http://www.flickr.com/photos/68748051@N06/8815147305/ (fascinating old photos of the old Jubilee Hall as it went up through the ages.)
http://www.booksshouldbefree.com/book/moonfleet-by-j-meade-falkner (download free copy of Moonfleet)
http://www.nationalarchives.gov.uk/a2a/records.aspx?cat=031-dfal&cid=-1#-1 (Falkner family papers and letters in Dorset County Archives.)
http://www.weymouthinoldpostcards.co.uk/st.%20thomas%20st.%201900 (view of St Thomas St early 1900’s)
If you enjoy discovering tales of Weymouth of old why not buy a copy of Nothe Fort and Beyond. Filled with tales of Weymouth’s military residents and what life was really like for the locals with them in town.

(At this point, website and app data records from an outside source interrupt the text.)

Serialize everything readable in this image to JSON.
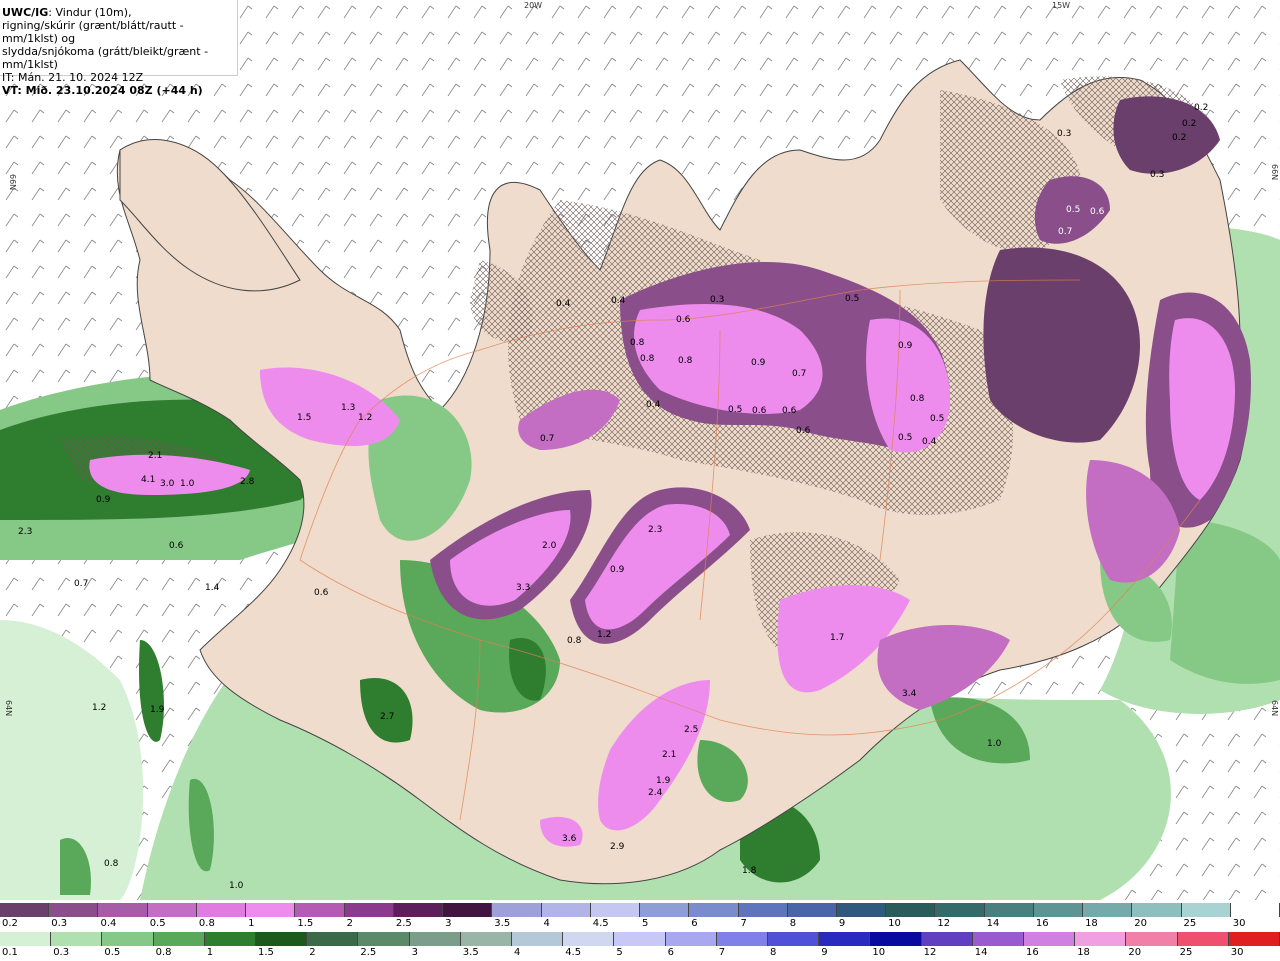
{
  "header": {
    "line1_bold": "UWC/IG",
    "line1_rest": ": Vindur (10m),",
    "line2": "rigning/skúrir (grænt/blátt/rautt - mm/1klst) og",
    "line3": "slydda/snjókoma (grátt/bleikt/grænt - mm/1klst)",
    "line4": "IT: Mán. 21. 10. 2024 12Z",
    "line5": "VT: Mið. 23.10.2024 08Z (+44 h)"
  },
  "coords": {
    "lon_20w": "20W",
    "lon_15w": "15W",
    "lat_66n_left": "66N",
    "lat_66n_right": "66N",
    "lat_64n_left": "64N",
    "lat_64n_right": "64N"
  },
  "map_values": [
    "0.2",
    "0.2",
    "0.2",
    "0.3",
    "0.3",
    "0.5",
    "0.6",
    "0.7",
    "0.4",
    "0.4",
    "0.3",
    "0.5",
    "0.6",
    "0.8",
    "0.8",
    "0.8",
    "0.9",
    "0.7",
    "0.4",
    "0.5",
    "0.6",
    "0.6",
    "0.6",
    "0.7",
    "0.9",
    "0.8",
    "0.5",
    "0.4",
    "0.5",
    "1.3",
    "1.2",
    "1.5",
    "2.1",
    "2.3",
    "4.1",
    "3.0",
    "1.0",
    "2.8",
    "0.9",
    "2.0",
    "3.3",
    "2.3",
    "0.9",
    "1.2",
    "0.8",
    "1.7",
    "3.4",
    "2.5",
    "2.1",
    "1.9",
    "2.4",
    "2.9",
    "3.6",
    "1.8",
    "1.0",
    "2.7",
    "1.4",
    "1.9",
    "1.2",
    "0.8",
    "1.0",
    "0.6",
    "0.7",
    "0.6"
  ],
  "legend_snow": {
    "labels": [
      "0.2",
      "0.3",
      "0.4",
      "0.5",
      "0.8",
      "1",
      "1.5",
      "2",
      "2.5",
      "3",
      "3.5",
      "4",
      "4.5",
      "5",
      "6",
      "7",
      "8",
      "9",
      "10",
      "12",
      "14",
      "16",
      "18",
      "20",
      "25",
      "30"
    ],
    "colors": [
      "#6b3f6b",
      "#8a4f8a",
      "#a65ca6",
      "#c36ec3",
      "#e07be0",
      "#ee8cee",
      "#b45bb4",
      "#8b3b8b",
      "#5c1f5c",
      "#421442",
      "#9ea0d8",
      "#b0b4e6",
      "#c4c8f0",
      "#8e9fd6",
      "#7a8ccc",
      "#5e74bc",
      "#4a66a8",
      "#2f5a7e",
      "#2b5c5c",
      "#356a6a",
      "#4a7f7f",
      "#5e9494",
      "#76aaaa",
      "#8fbebe",
      "#a9d2d2",
      "#ffffff"
    ]
  },
  "legend_rain": {
    "labels": [
      "0.1",
      "0.3",
      "0.5",
      "0.8",
      "1",
      "1.5",
      "2",
      "2.5",
      "3",
      "3.5",
      "4",
      "4.5",
      "5",
      "6",
      "7",
      "8",
      "9",
      "10",
      "12",
      "14",
      "16",
      "18",
      "20",
      "25",
      "30"
    ],
    "colors": [
      "#d6f0d6",
      "#b0e0b0",
      "#86c886",
      "#5aa85a",
      "#2f7d2f",
      "#1c5a1c",
      "#3a6a4a",
      "#5a8a6a",
      "#7a9e8a",
      "#9ab4a8",
      "#b4c8d8",
      "#cfd8f0",
      "#c8c8f8",
      "#a8a8f0",
      "#8080e8",
      "#5050d8",
      "#2a2ac0",
      "#0a0aa0",
      "#6040c0",
      "#9a5ad0",
      "#d080e0",
      "#f0a0e0",
      "#f080a8",
      "#f05070",
      "#e02020"
    ]
  }
}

Marriage, murder, death and disasters…its all in there.
Available from Nothe Fort and Weymouth Museum bookshops or online at Amazon https://www.amazon.co.uk/Nothe-Fort-Beyond-Weymouth-Portland/dp/1977592686/ref=sr_1_1?s=books&ie=UTF8&qid=1512117985&sr=1-1&keywords=nothe+fort+and+beyond
- Weymouth’s harbour area; Brewers Quay (susanhogben.wordpress.com)
- 1824; Weymouth, the Great Storm (susanhogben.wordpress.com)
- 1877; Weymouths shipping trade (susanhogben.wordpress.com)
- Weymouth’s Victorian bandstands. (susanhogben.wordpress.com)
- 1892; Wyke Working Men’s Club. (susanhogben.wordpress.com)
- Why Weymouth and me? (cannasue.wordpress.com)
- 1879; Tragedy at the George Inn, Weymouth. (susanhogben.wordpress.com)
- 1899; Thwarted love…never cross a woman! (susanhogben.wordpress.com)
- 1873; The battle for Greenhill gardens;2013. (susanhogben.wordpress.com)
- 1868; Weymouth, The errant bridegroom. (susanhogben.wordpress.com)